It was a great leap from northern New Jersey to southern California when I decided to relocate two years ago. At that time, I felt like a pioneer girl from Willa Cather’s novel or a Horace Greeley in his Overland Journey from New York to San Francisco. Now the not-so-long time has passed, and I still have the job I got first in California, but I am now not sure about being rooted here like a tree without luscious fruits, which is just one of many plain, common trees whose sudden absence will not be conspicuous. Amid in this existential tides of life, willful, fateful, or both perhaps, reading today’s article from the New York Times about a declining trend of relocation after the ease of Pandemic-related restrictions statewide seems to shake my already shaking ship adrift between Scylla and Charybdis.
The article reports that now that the post-Covid 19 has dawned a new era of remote-controlled employment, many people do not need to move to another state for their new jobs unless they are packaged with satisfying relocation fees. And staying put in their home grounds while working remotely for their bosses across the Rocky mountain or on the other side of the coast fortifies a sense of close-knit family and community that they feel strongly related and belonging by staying put in their home grounds. Further, the article illustrates a particular fragment of well-to-do middle-class people with professional careers or executive positions who indeed don’t have to take trouble moving their already content families to new locations. Finally, the article excludes the peripheral class that orbits around the lesser bright solar system whose life spans depend on a dominant sun’s brilliance.
People are still moving to and from for their uncertain futures, as I have witnessed so far, despite the Pandemic scare less than the existential threats of daily life. Hasn’t the journalist seen enough of the genuine fabrics of life by getting on a morning bus carrying a crowd of the middlings and underlings heading for their workplaces? Isn’t The New York Times proud of being one of the most liberal newspapers in the world? Or is it for most liberal middle-class only?

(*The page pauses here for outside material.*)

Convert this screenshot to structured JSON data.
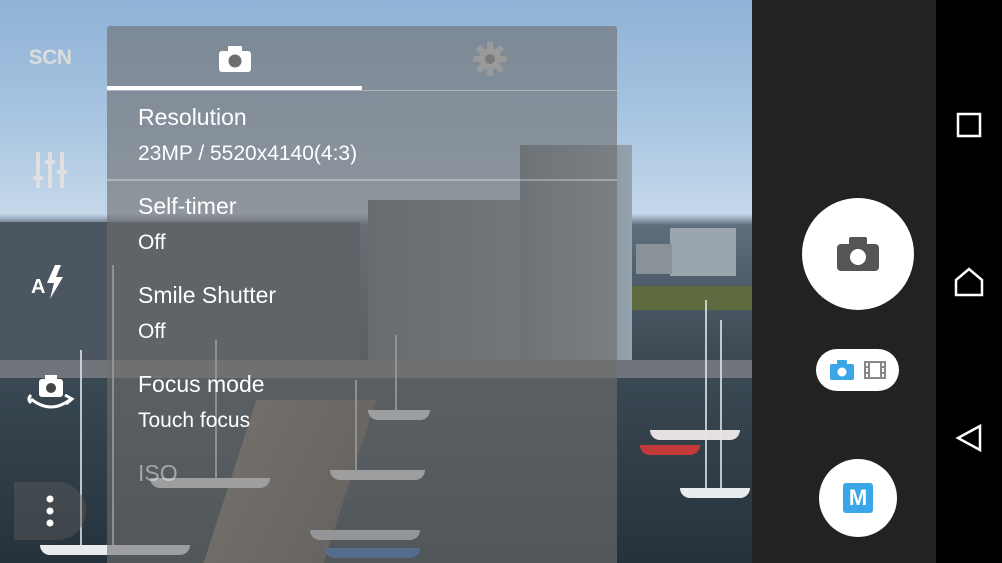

I still like to think of myself as a frontier woman in the Still Wild West, living with an elderly mother and an eleven-month-old tabby cat with chronically weak respiratory and digestive systems in a make-shift house on a pitiful homestead often besieged by the lawless and the uncultured. And I still don’t know my decision to move from here to there was a fool’s wish, acting on a foolhardy impulse neverendingly. Nevertheless, I want that all that wise sayings about hope and courage are truth and nothing but the truth, and I am sure that many people share similar kinds of wishes in the courses of their lives that today’s article excludes.
Although it was an icy Sunday with a frequent scatter of snow today, which was a typical climatic tendency on the east coast, the home of Mr. Sato’s young family was cozy and nice with a fireplace, a rocking chair, a comfy set of sofa, and a TV set.
Meet the Sato family from Japan, who have recently arrived in Charlottestown, a neighboring town of Avonlea. In spite of a different cultural setting, the Sato family fit right into the lifestyle and cultural mode of a new environment thanks much to their civil decorum, playful nature, and diligence work ethics that are universal virtues transcending the subjectivity of time and territorial boundaries.
The Sato are a young, budding family with Mr. Sato himself, Michiko, his pretty wife, and 2 adorable little sons, Hideo and Yuki who are the apples of their eyes. Perhaps they may reside in Chalottestown permanently after Mr. Sato completes his term in the office. However different decision Mr. Sato will make, the family bound by love, understanding, and support will not be deterred by any existential difficulties of life and remain strong and be a bedrock of what a family should be in times of trouble.
Stephen King said that people love reading about what others do for a living because it’s so entertaining and thrilling at the same time with subject matters being closed to the real world. It gives readers a sense of realism or verity in which we all are rooted because work is what ties to us in reality where we face existential absurdities in dealing with human imperfections in conjunction with performing demands imposed on our daily tasks at work.
Hence a story of a neurotic legal secretary who has good heart but is driven to a borderline madness by witnessing the idiosyncratic characters she encounters in the office: The bumptious boss, the snobbish lawyers and their ilk, the ingratiating and ruthless HR personnel, the pitiful and sometimes cunning co-workers. Reading this story is like watching a black comedy which induces both pathos and satirical comedic relief. In fact, this diary seems to be more of a therapy journal in which the narrator purges out her hidden innermost feelings and emotions about her work and the people at it; it’s a Punch-like compendium of caricatures in word format.
Ms. Halliburton could have written this hilarious book as her memoir of a seasoned legal secretary in a prestigious Manhattan law firm. Or more likely than not, the author might have written this diary as a way of releasing her own stress and distress. For whatever reason it might be, Stephen King was right in saying that we enjoy stories of others in relation to their jobs because this book is easy to read and enjoyable, providing the reader with the kind of pleasure a Peeping Tom indulges in by peeking at what others do and feel about their work with a telescope.